Whether surgery or a more conservative intervention is a better treatment approach for persistent sciatica is still being investigated. The studies on this subject show mixed results. In a study of 283 patients in 2008, Peul and colleagues found that early surgical intervention resulted in more rapid pain relief than those who received conservative care; however, there was no difference in outcomes at the one or two-year marks [3]. Another study found that there was no difference among the two treatments at the five-year mark [4]. Furthermore, in 2006, Osterman and colleagues found no significant difference at the two-year mark between surgical intervention and conservative care in back or leg pain, health-related quality of life, or subjective disability [7]. They did find moderate evidence for a short-term difference in pain relief in those who received a discectomy [7]. These findings indicate that there may be some evidence for short-term pain relief for those who undergo early surgical intervention, but the long-term effects of the conservative care approach appear similar to those of surgery. 


[1] Harvard Health Publishing. (2016, February). Sciatica: Of all the nerve. Harvard Health.

[2] Sciatica – Symptoms and causes. (2020, August 1). Mayo Clinic.

[3] Peul, W. C., Hout, W. B. van den, Brand, R., Thomeer, R. T. W. M., & Koes, B. W. (2008). Prolonged conservative care versus early surgery in patients with sciatica caused by lumbar disc herniation: two year results of a randomised controlled trial. BMJ336(7657), 1355–1358.

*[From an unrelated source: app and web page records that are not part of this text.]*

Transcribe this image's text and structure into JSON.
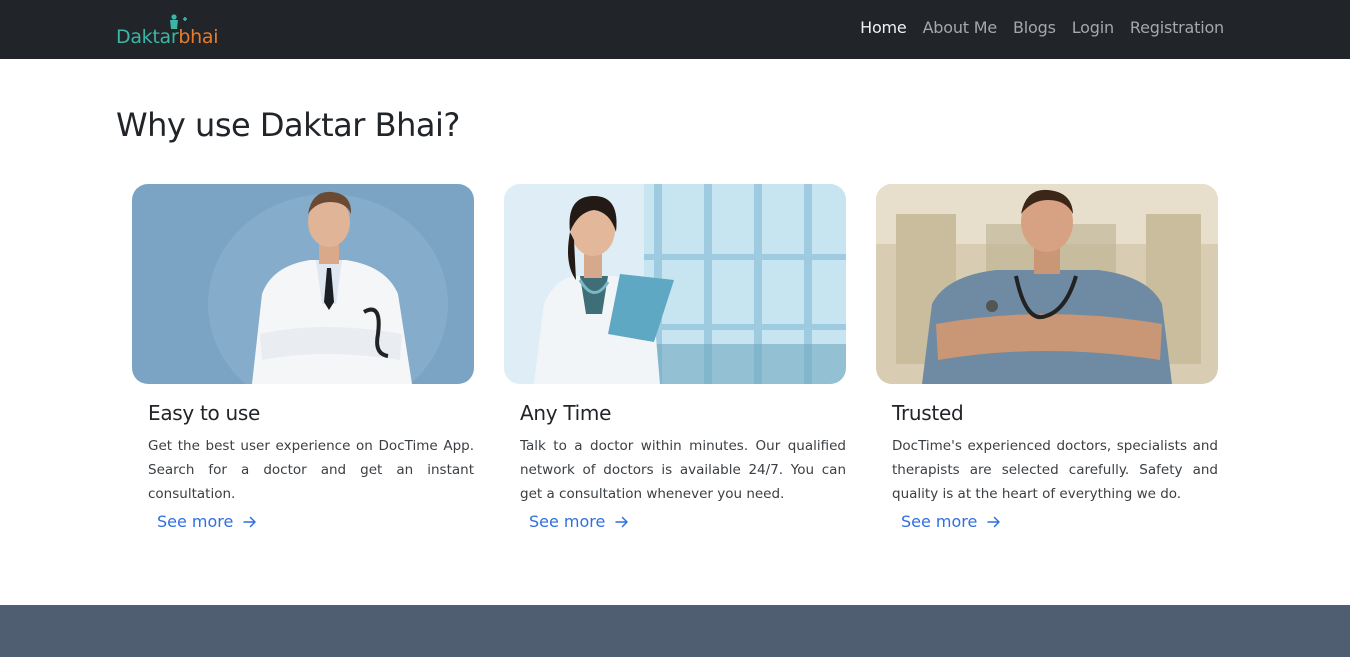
{
  "brand": {
    "part1": "Daktar",
    "part2": "bhai"
  },
  "nav": {
    "items": [
      {
        "label": "Home",
        "active": true
      },
      {
        "label": "About Me",
        "active": false
      },
      {
        "label": "Blogs",
        "active": false
      },
      {
        "label": "Login",
        "active": false
      },
      {
        "label": "Registration",
        "active": false
      }
    ]
  },
  "section": {
    "title": "Why use Daktar Bhai?"
  },
  "cards": [
    {
      "title": "Easy to use",
      "text": "Get the best user experience on DocTime App. Search for a doctor and get an instant consultation.",
      "link": "See more"
    },
    {
      "title": "Any Time",
      "text": "Talk to a doctor within minutes. Our qualified network of doctors is available 24/7. You can get a consultation whenever you need.",
      "link": "See more"
    },
    {
      "title": "Trusted",
      "text": "DocTime's experienced doctors, specialists and therapists are selected carefully. Safety and quality is at the heart of everything we do.",
      "link": "See more"
    }
  ],
  "colors": {
    "navbar": "#212529",
    "link": "#2f6fe0",
    "footer": "#4f5f71",
    "brand_primary": "#3bb5a5",
    "brand_accent": "#e87c2a"
  }
}
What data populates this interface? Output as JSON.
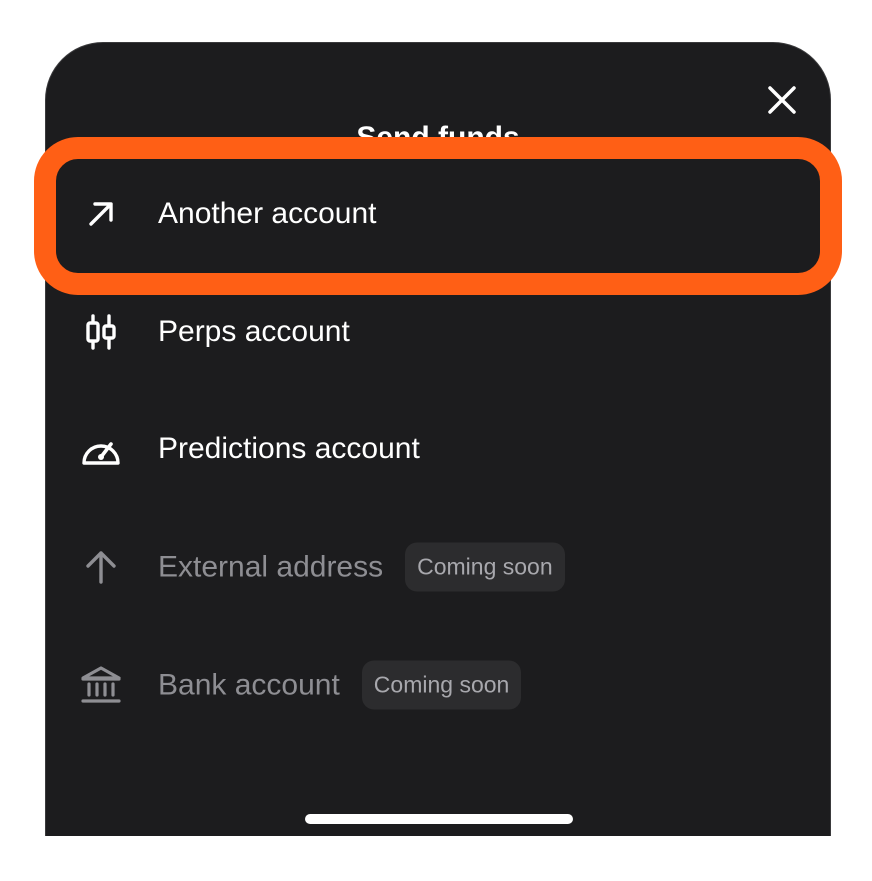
{
  "sheet": {
    "title": "Send funds",
    "close_icon": "close-icon"
  },
  "options": [
    {
      "label": "Another account",
      "icon": "arrow-up-right-icon",
      "highlighted": true
    },
    {
      "label": "Perps account",
      "icon": "candlestick-icon"
    },
    {
      "label": "Predictions account",
      "icon": "gauge-icon"
    },
    {
      "label": "External address",
      "icon": "arrow-up-icon",
      "badge": "Coming soon",
      "disabled": true
    },
    {
      "label": "Bank account",
      "icon": "bank-icon",
      "badge": "Coming soon",
      "disabled": true
    }
  ],
  "colors": {
    "sheet_background": "#1c1c1e",
    "highlight_outline": "#ff5f15",
    "disabled_text": "#8e8e93"
  }
}
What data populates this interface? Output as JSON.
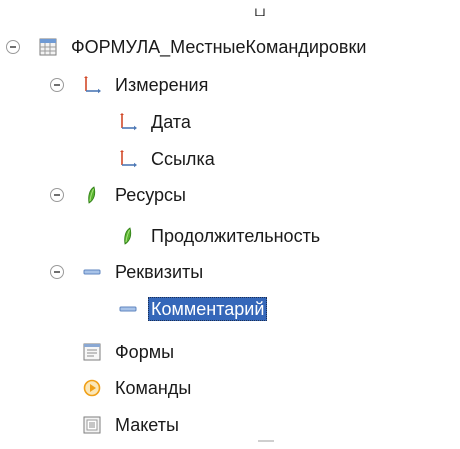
{
  "window": {
    "top_glyph": "ப"
  },
  "tree": {
    "root": {
      "label": "ФОРМУЛА_МестныеКомандировки",
      "icon": "register-table-icon",
      "expanded": true
    },
    "dimensions": {
      "label": "Измерения",
      "icon": "dimension-axis-icon",
      "expanded": true,
      "items": [
        {
          "label": "Дата",
          "icon": "dimension-axis-icon"
        },
        {
          "label": "Ссылка",
          "icon": "dimension-axis-icon"
        }
      ]
    },
    "resources": {
      "label": "Ресурсы",
      "icon": "resource-leaf-icon",
      "expanded": true,
      "items": [
        {
          "label": "Продолжительность",
          "icon": "resource-leaf-icon"
        }
      ]
    },
    "attributes": {
      "label": "Реквизиты",
      "icon": "attribute-dash-icon",
      "expanded": true,
      "items": [
        {
          "label": "Комментарий",
          "icon": "attribute-dash-icon",
          "selected": true
        }
      ]
    },
    "forms": {
      "label": "Формы",
      "icon": "form-icon"
    },
    "commands": {
      "label": "Команды",
      "icon": "command-play-icon"
    },
    "layouts": {
      "label": "Макеты",
      "icon": "layout-template-icon"
    }
  },
  "colors": {
    "selection_bg": "#3567b9",
    "leaf_green": "#58b32f",
    "axis_red": "#d24a2a",
    "dash_blue": "#7da0cf",
    "command_orange": "#f0a018"
  }
}
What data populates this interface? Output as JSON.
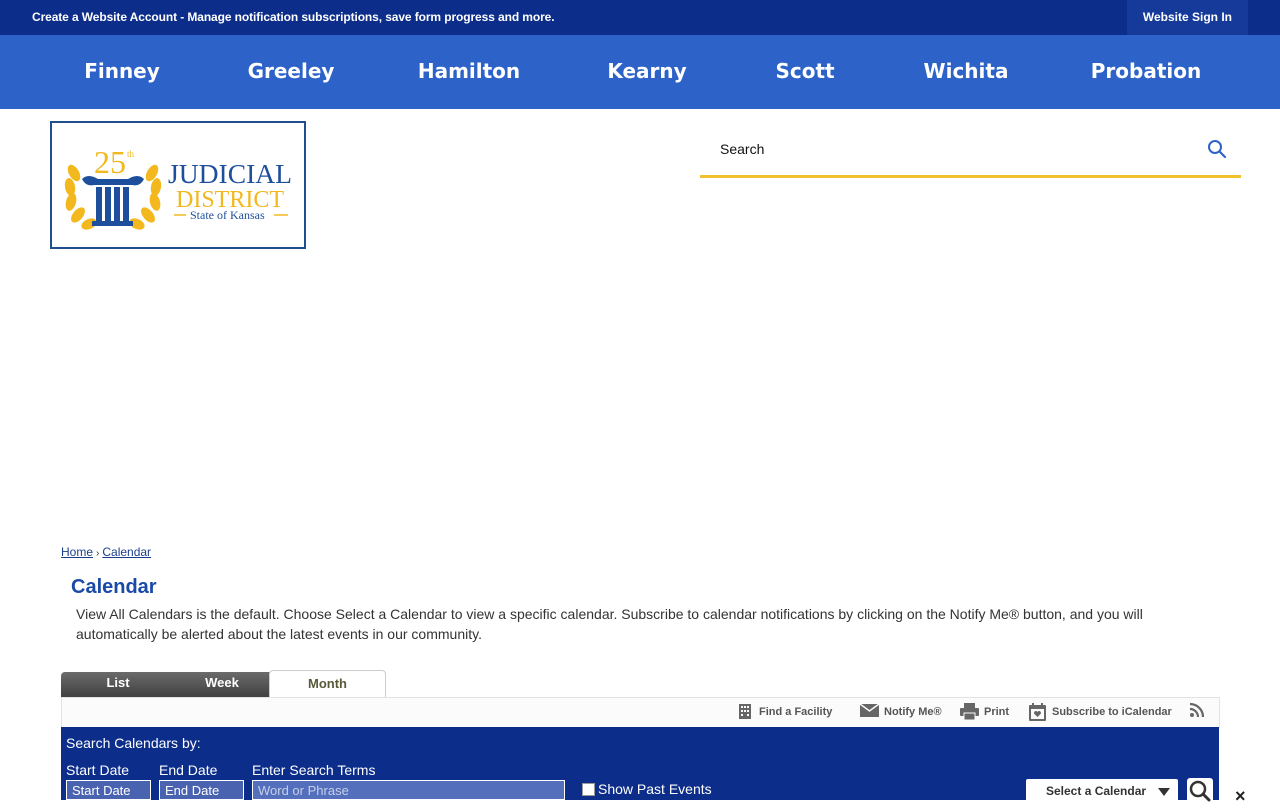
{
  "topbar": {
    "account_link": "Create a Website Account",
    "account_text": " - Manage notification subscriptions, save form progress and more.",
    "signin_label": "Website Sign In"
  },
  "nav": {
    "items": [
      {
        "label": "Finney"
      },
      {
        "label": "Greeley"
      },
      {
        "label": "Hamilton"
      },
      {
        "label": "Kearny"
      },
      {
        "label": "Scott"
      },
      {
        "label": "Wichita"
      },
      {
        "label": "Probation"
      }
    ]
  },
  "logo": {
    "number": "25",
    "suffix": "th",
    "line1": "JUDICIAL",
    "line2": "DISTRICT",
    "line3": "State of Kansas"
  },
  "search": {
    "placeholder": "Search",
    "icon": "search-icon"
  },
  "breadcrumb": {
    "home": "Home",
    "sep": "›",
    "current": "Calendar"
  },
  "page": {
    "title": "Calendar",
    "description": "View All Calendars is the default. Choose Select a Calendar to view a specific calendar. Subscribe to calendar notifications by clicking on the Notify Me® button, and you will automatically be alerted about the latest events in our community."
  },
  "tabs": [
    {
      "label": "List"
    },
    {
      "label": "Week"
    },
    {
      "label": "Month",
      "active": true
    }
  ],
  "toolbar": {
    "find_facility": "Find a Facility",
    "notify_me": "Notify Me®",
    "print": "Print",
    "subscribe": "Subscribe to iCalendar"
  },
  "search_panel": {
    "heading": "Search Calendars by:",
    "start_label": "Start Date",
    "end_label": "End Date",
    "terms_label": "Enter Search Terms",
    "start_value": "Start Date",
    "end_value": "End Date",
    "terms_placeholder": "Word or Phrase",
    "past_events": "Show Past Events",
    "select_calendar": "Select a Calendar"
  },
  "colors": {
    "topbar": "#0c2d8a",
    "nav": "#2d63c8",
    "accent_gold": "#f2c12e",
    "title_blue": "#1a4aa8"
  }
}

[4] Vroomen, Patrick & de Krom, Marc & Slofstra, Patty & Knottnerus, J. (2001). Conservative Treatment of Sciatica: A Systematic Review. Journal of spinal disorders. 13. 463-9.

[5] Legrand, E., Bouvard, B., Audran, M., Fournier, D., & Valat, J. P. (2007). Sciatica from disk herniation: Medical treatment or surgery? Joint Bone Spine74(6), 530–535.

[6] Valat, J.-P., Genevay, S., Marty, M., Rozenberg, S., & Koes, B. (2010). Sciatica. Best Practice & Research Clinical Rheumatology24(2), 241–252.

[7] Österman, H., Seitsalo, S., Karppinen, J., & Malmivaara, A. (2006). Effectiveness of Microdiscectomy for Lumbar Disc Herniation. Spine31(21), 2409–2414.

[8] Jewell, D. V., & Riddle, D. L. (2005). Interventions That Increase or Decrease the Likelihood of a Meaningful Improvement in Physical Health in Patients With Sciatica. Physical Therapy85(11), 1139–1150.

[9] Luijsterburg, P. A. J., Verhagen, A. P., Ostelo, R. W. J. G., van den Hoogen, H. J. M. M., Peul, W. C., Avezaat, C. J. J., & Koes, B. W. (2008). Physical therapy plus general practitioners’ care versus general practitioners’ care alone for sciatica: a randomised clinical trial with a 12-month follow-up. European Spine Journal17(4), 509–517.

[10] Adriana, C., & Nicoleta, M. M. (2012). Effects of physical therapy in patients with sciatica. ARS Medica Tomitana18(4), 174–178.